09 NOV, 2020
When I asked forest dwelling people in Mondulkiri province where the spirits of the great trees go once the trees have been felled, they told me they move to another tree.
When Theravada Buddhism spread throughout Cambodia in the 13th century, it subsumed but did not eclipse pre-existing spirit worshipping practices. Despite the cultural divergence between the lowland Khmer majority and highland minority groups, they continued sharing a concern for the spirits controlling the resources on which they depended. In this cosmological system, the power of the source of all life—generally known as the maja tuk maja day (literally owner of the water and land)—manifested in specific forms, such as rivers, mountains, trees, rocks, great ancient trees, peculiarly shaped rock formations, termite stacks, wooden linga and more. The term neak ta (or lok ta) is used to refer to these spirit forms. A neak ta may appear in the form of phenomena such as tutelary spirits that protect specific communities, or as human ancestors and deceased heroes.

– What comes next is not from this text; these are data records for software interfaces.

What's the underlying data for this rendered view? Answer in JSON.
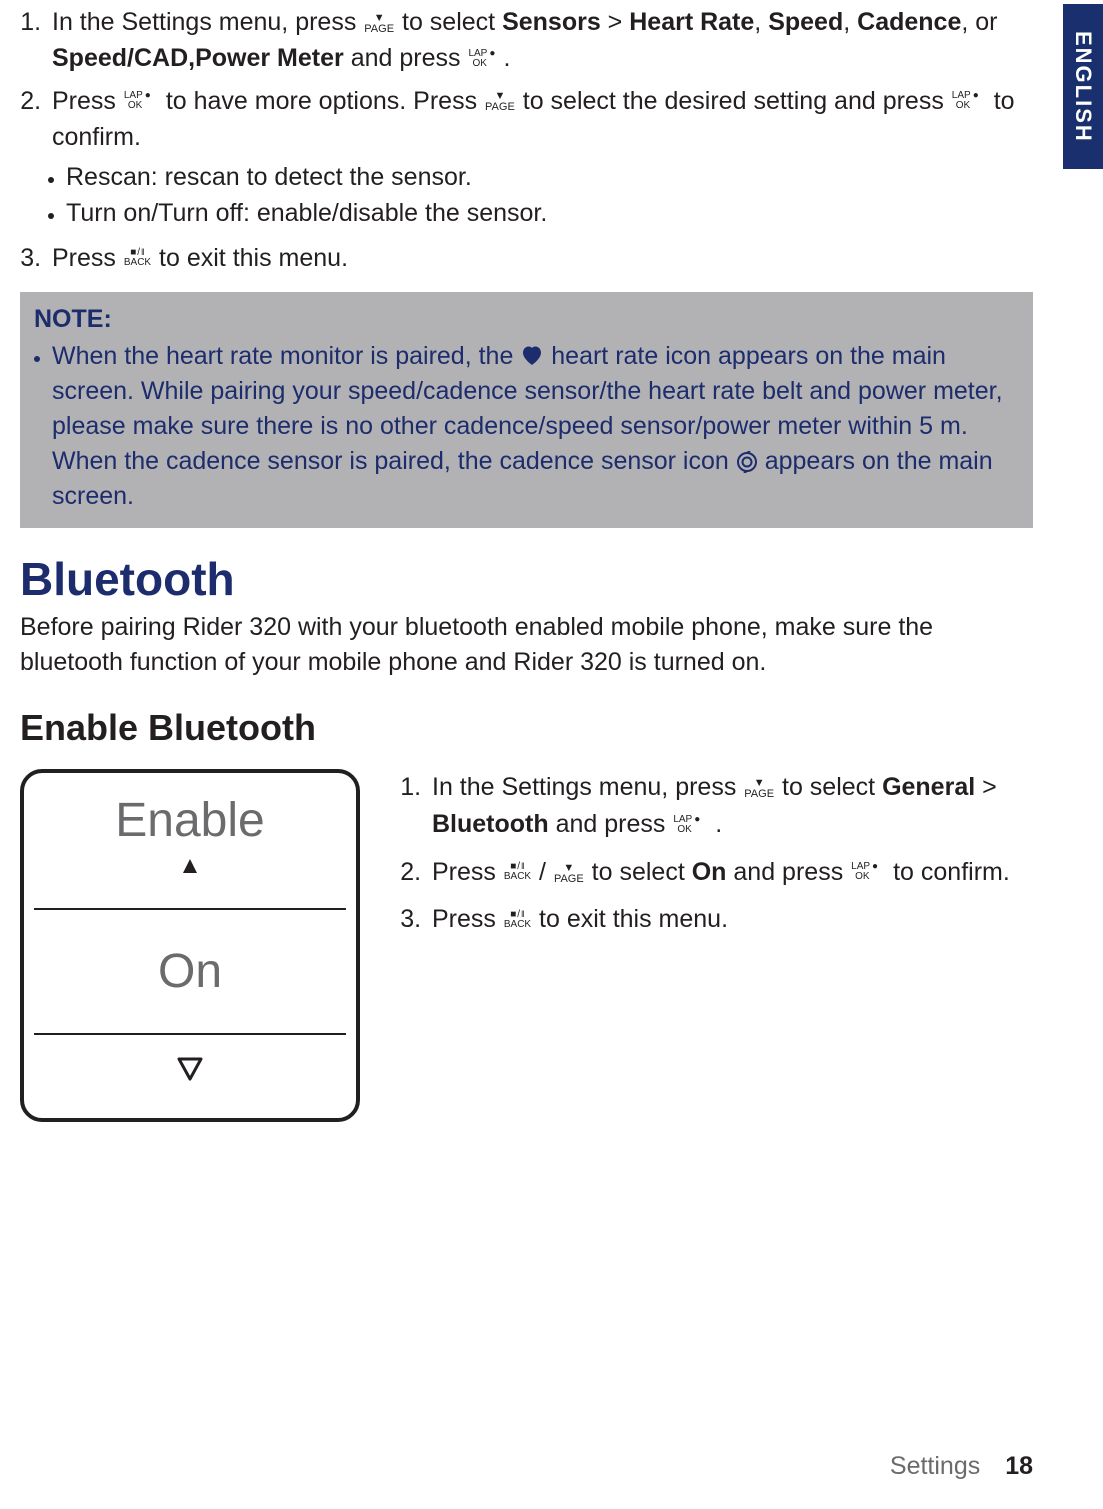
{
  "lang_tab": "ENGLISH",
  "top": {
    "step1": {
      "pre": "In the Settings menu, press ",
      "mid1": " to select ",
      "b1": "Sensors",
      "gt": " > ",
      "b2": "Heart Rate",
      "c1": ", ",
      "b3": "Speed",
      "c2": ", ",
      "b4": "Cadence",
      "or": ", or ",
      "b5": "Speed/CAD,Power Meter",
      "post": " and press ",
      "dot": "."
    },
    "step2": {
      "pre": "Press ",
      "mid1": "to have more options. Press ",
      "mid2": " to select the desired setting and press ",
      "post": " to confirm.",
      "sub1": "Rescan: rescan to detect the sensor.",
      "sub2": "Turn on/Turn off: enable/disable the sensor."
    },
    "step3": {
      "pre": "Press ",
      "post": " to exit this menu."
    }
  },
  "note": {
    "hdr": "NOTE:",
    "body_pre": "When the heart rate monitor is paired, the ",
    "body_mid": " heart rate icon appears on the main screen. While pairing your speed/cadence sensor/the heart rate belt and power meter, please make sure there is no other cadence/speed sensor/power meter within 5 m. When the cadence sensor is paired, the cadence sensor icon",
    "body_post": "appears on the main screen."
  },
  "bt_heading": "Bluetooth",
  "bt_intro": "Before pairing Rider 320 with your bluetooth enabled mobile phone, make sure the bluetooth function of your mobile phone and Rider 320 is turned on.",
  "enable_heading": "Enable Bluetooth",
  "device": {
    "r1": "Enable",
    "r2": "On"
  },
  "steps_right": {
    "s1": {
      "pre": "In the Settings menu, press ",
      "mid": " to select ",
      "b1": "General",
      "gt": " > ",
      "b2": "Bluetooth",
      "post": " and press ",
      "dot": " ."
    },
    "s2": {
      "pre": "Press ",
      "slash": "/",
      "mid": " to select ",
      "b1": "On",
      "post1": " and press ",
      "post2": " to confirm."
    },
    "s3": {
      "pre": "Press ",
      "post": " to exit this menu."
    }
  },
  "footer_label": "Settings",
  "footer_page": "18",
  "icons": {
    "page_lbl": "PAGE",
    "lap": "LAP",
    "ok": "OK",
    "back": "BACK"
  }
}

These spirits articulate a variety of relationships: relations between people within the community, relations between the living and the dead, and relations between people and the environment—particularly when it comes to resource utilisation. Traditionally, when treated with respect, the neak ta responded by protecting and providing for communities and their members. However, when neglected or when the environment they ‘owned’ was transgressed, they could respond in wrath, striking people down with illness, flooding or depriving communities of rainfall and therefore food, withholding game animals during hunts, causing accidents, sterility and all manner of misfortune.
The government paid no heed to scientific or international expertise. While dam construction works continued apace, desperate members of local communities, who stood to lose everything, beseeched their local neak ta for assistance. They recalled the power of their guardian spirit, who had successfully protected the village from US bombs during the 1970s. In 2010, when the villagers first learned of the plans to construct a dam, they implored the neak ta to intervene on their behalf. They offered to sacrifice three water buffalo within five years in exchange for his protection.

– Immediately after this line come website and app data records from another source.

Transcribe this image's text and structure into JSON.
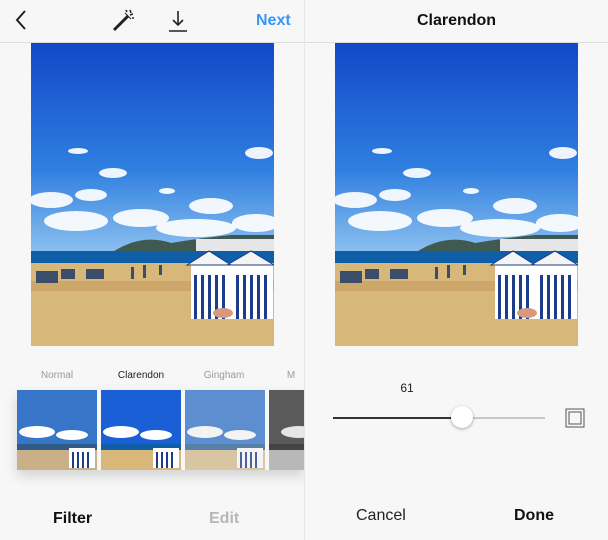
{
  "left": {
    "header": {
      "next_label": "Next"
    },
    "filters": [
      {
        "label": "Normal",
        "selected": false
      },
      {
        "label": "Clarendon",
        "selected": true
      },
      {
        "label": "Gingham",
        "selected": false
      },
      {
        "label": "M",
        "selected": false
      }
    ],
    "tabs": {
      "filter_label": "Filter",
      "edit_label": "Edit"
    }
  },
  "right": {
    "header": {
      "title": "Clarendon"
    },
    "slider": {
      "value_label": "61",
      "fraction": 0.61
    },
    "buttons": {
      "cancel_label": "Cancel",
      "done_label": "Done"
    }
  },
  "icons": [
    "chevron-left-icon",
    "magic-wand-icon",
    "download-icon",
    "frame-icon"
  ],
  "colors": {
    "accent": "#3897f0",
    "sky": "#1b5fd6",
    "sand": "#d8b77a",
    "disabled": "#b7b7b7"
  }
}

A third example comes from Preah Vihear Province, where Jonas Kramp conducted a study in 2017 concerning a conflict between ethnic Kui villagers and five Chinese concessionaire companies, all subsidiaries of the Hengfu Group Sugar Industry Company. The deforestation of large swathes of land and takeover of villagers’ farmland to plant sugarcane was leaving local farmers destitute. Oppression by local authorities was also making it difficult for the communities to organise themselves and act in solidarity. Activists gathered in smaller groups, setting up protest camps and, importantly, building a new spirit house to worship the neak ta of the area.
The only recourse left for the villagers in this case seemed to be to appeal to their spirits to curse the Chinese companies, the local authorities and people who sold out to the companies to ‘become homeless ghosts and to die for seven generations’. Recent developments suggest that perhaps this is having some material effect since in mid-2020, the Hengfu Sugar Company’s subsidiaries all had to cease operations indefinitely on account of numerous irregularities.

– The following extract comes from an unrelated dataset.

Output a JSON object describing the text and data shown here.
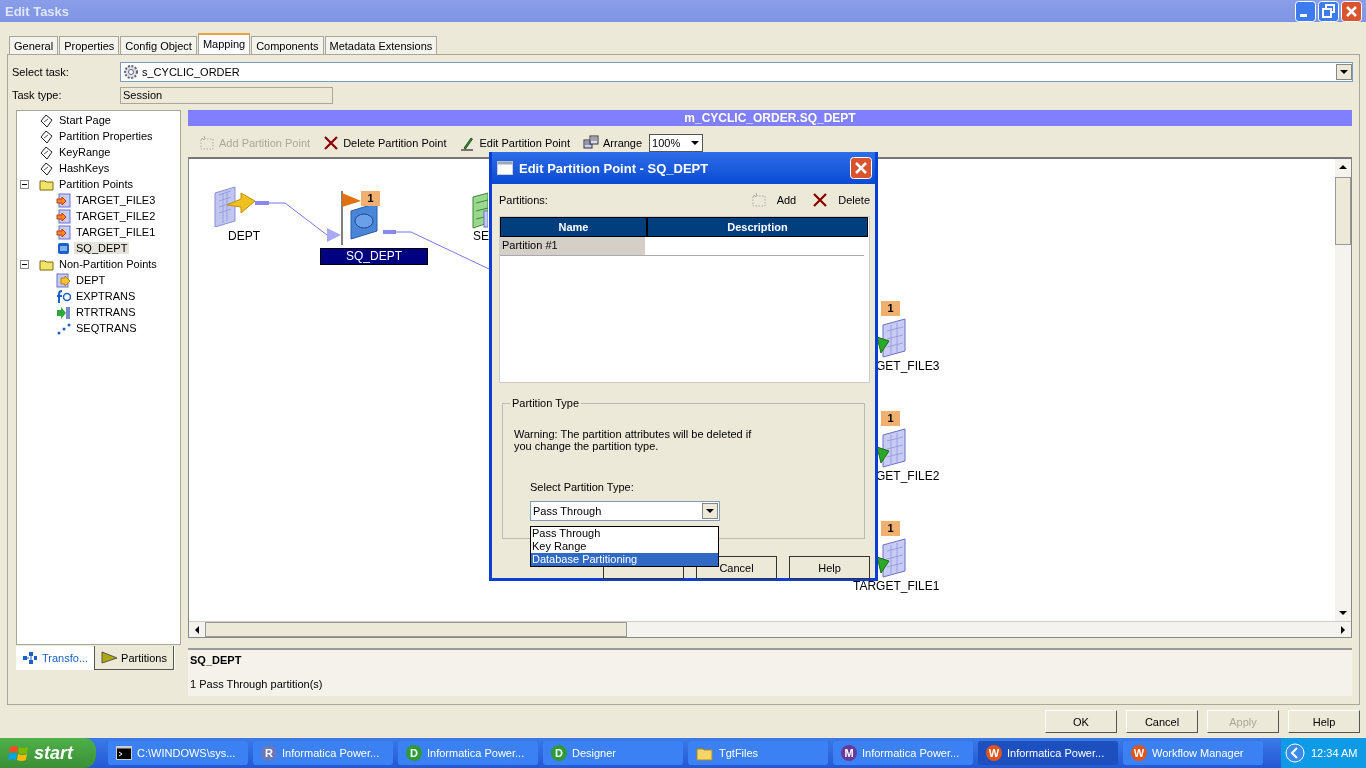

Among rural people in Cambodia, there has therefore long been an understanding that greed and unrestrained exploitation of the environment will incur reprisals. If we abandon the powers that rightfully own and protect the treasures of the water and land, they too will abandon us. This worldview dovetails now with that of climatologists and environmentalists worldwide who are regularly presenting evidence of the way that the planet is irrevocably succumbing to human plundering.
full.https://www.newmandala.org/the-desertio ... s-spirits/